> **HOW TO COMPLETE THIS TASK**
Using the material that follows, work out how many lines include the word "color". Your answer should be that number only.
── PROVIDED ENTRIES
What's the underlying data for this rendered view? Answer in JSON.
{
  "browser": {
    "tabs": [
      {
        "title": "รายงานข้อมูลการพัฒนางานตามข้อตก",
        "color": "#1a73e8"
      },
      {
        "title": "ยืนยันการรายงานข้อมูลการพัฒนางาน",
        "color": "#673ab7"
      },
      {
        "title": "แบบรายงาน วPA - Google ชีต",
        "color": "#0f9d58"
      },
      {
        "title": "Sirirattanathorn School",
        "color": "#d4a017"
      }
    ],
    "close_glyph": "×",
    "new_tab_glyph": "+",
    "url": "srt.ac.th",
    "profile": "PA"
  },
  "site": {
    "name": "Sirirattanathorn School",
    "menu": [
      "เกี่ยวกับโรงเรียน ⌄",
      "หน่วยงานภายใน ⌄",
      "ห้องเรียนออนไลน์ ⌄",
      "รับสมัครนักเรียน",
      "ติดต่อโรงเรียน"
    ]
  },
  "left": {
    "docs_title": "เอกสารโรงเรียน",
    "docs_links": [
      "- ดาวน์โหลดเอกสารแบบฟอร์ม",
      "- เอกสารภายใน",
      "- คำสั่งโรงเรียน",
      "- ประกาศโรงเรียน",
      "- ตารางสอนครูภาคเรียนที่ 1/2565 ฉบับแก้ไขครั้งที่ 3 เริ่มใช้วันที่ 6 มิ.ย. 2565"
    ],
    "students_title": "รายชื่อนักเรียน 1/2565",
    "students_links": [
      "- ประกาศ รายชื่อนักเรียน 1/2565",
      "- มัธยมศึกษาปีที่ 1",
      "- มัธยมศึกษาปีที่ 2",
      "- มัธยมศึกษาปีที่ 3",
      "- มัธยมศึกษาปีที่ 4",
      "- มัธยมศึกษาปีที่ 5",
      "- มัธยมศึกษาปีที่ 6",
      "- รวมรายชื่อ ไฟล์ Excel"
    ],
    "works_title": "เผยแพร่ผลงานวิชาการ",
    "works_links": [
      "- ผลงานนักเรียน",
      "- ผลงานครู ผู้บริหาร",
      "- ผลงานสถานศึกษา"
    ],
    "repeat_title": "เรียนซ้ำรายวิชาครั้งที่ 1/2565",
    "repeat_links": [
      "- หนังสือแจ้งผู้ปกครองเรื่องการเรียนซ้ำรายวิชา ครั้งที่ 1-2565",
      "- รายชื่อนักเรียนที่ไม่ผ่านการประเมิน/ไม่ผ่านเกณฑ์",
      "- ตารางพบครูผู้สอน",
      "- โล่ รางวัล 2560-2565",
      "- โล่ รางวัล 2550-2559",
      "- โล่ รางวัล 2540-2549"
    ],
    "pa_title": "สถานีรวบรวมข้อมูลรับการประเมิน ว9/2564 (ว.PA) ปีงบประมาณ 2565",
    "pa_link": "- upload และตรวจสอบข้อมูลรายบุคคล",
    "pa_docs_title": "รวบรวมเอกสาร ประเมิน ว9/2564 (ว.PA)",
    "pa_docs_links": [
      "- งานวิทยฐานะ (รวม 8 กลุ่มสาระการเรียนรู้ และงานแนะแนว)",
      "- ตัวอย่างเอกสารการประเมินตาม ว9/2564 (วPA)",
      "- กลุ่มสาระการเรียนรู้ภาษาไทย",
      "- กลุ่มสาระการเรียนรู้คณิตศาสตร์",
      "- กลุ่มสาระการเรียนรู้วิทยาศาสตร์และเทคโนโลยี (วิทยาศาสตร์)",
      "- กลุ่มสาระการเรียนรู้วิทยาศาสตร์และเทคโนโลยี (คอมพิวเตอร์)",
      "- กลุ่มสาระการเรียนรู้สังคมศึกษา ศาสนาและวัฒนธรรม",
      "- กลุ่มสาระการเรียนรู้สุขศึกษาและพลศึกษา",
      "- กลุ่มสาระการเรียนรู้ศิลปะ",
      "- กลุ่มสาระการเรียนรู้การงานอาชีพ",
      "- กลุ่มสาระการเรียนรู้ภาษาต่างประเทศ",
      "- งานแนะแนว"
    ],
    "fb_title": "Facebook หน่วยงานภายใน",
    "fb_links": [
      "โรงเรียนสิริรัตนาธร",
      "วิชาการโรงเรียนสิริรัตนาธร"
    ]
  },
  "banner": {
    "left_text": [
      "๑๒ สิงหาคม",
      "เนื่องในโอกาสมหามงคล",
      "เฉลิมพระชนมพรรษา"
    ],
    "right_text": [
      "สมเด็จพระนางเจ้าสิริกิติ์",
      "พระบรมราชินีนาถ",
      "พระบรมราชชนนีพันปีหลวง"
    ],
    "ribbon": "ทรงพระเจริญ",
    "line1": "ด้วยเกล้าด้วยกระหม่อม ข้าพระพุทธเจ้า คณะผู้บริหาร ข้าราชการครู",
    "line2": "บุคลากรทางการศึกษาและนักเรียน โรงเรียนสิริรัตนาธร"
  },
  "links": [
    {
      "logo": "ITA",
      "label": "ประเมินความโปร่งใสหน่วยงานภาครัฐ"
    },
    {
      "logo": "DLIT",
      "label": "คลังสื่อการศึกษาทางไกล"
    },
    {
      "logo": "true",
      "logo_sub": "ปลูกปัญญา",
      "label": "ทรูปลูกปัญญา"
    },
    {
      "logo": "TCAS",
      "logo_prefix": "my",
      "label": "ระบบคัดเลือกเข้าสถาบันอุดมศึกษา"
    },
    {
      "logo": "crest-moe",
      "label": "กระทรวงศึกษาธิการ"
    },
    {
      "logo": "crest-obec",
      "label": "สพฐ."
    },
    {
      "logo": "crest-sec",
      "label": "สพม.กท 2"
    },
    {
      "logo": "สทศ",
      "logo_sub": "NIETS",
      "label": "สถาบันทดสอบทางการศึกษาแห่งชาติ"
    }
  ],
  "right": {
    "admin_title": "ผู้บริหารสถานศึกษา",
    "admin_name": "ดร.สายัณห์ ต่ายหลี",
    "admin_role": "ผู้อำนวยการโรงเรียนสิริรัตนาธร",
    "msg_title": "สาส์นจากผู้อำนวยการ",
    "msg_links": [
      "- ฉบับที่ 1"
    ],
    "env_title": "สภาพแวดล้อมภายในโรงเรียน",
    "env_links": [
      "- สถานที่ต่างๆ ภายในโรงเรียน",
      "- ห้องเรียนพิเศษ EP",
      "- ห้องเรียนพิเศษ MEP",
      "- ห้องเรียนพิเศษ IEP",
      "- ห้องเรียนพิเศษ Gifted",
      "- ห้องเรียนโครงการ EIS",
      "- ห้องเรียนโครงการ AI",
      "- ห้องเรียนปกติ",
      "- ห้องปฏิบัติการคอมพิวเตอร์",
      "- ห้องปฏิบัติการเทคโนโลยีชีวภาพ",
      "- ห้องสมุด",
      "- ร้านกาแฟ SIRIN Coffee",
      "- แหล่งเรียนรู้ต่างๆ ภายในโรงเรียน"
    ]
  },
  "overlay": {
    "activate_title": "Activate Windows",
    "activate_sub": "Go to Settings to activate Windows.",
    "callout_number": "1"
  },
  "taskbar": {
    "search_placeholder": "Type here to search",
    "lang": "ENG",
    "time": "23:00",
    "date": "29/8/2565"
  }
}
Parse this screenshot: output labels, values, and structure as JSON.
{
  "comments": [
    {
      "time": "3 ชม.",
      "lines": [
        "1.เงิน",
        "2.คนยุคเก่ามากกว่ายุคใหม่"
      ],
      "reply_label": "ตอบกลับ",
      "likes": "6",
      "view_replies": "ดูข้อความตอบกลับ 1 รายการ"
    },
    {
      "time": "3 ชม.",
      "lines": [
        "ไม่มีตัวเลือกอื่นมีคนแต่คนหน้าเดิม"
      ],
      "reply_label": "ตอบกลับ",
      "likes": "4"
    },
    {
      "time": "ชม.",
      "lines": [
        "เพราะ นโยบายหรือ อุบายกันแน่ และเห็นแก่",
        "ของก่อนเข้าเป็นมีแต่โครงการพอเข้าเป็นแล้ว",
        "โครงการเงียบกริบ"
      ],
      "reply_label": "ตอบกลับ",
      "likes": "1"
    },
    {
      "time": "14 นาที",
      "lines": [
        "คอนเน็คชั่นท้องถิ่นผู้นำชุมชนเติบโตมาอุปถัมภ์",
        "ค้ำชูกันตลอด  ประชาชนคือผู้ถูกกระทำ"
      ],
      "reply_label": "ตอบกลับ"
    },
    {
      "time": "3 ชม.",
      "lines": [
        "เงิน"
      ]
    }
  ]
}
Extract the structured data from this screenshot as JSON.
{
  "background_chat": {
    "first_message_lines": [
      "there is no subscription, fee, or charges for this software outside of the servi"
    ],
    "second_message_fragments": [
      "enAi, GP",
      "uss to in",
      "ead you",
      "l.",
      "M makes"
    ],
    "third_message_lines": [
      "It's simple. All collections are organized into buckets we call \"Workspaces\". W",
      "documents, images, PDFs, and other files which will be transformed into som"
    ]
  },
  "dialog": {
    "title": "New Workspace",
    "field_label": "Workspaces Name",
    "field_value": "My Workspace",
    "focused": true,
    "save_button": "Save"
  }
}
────
> **SOLUTION FOR THIS EXERCISE**
4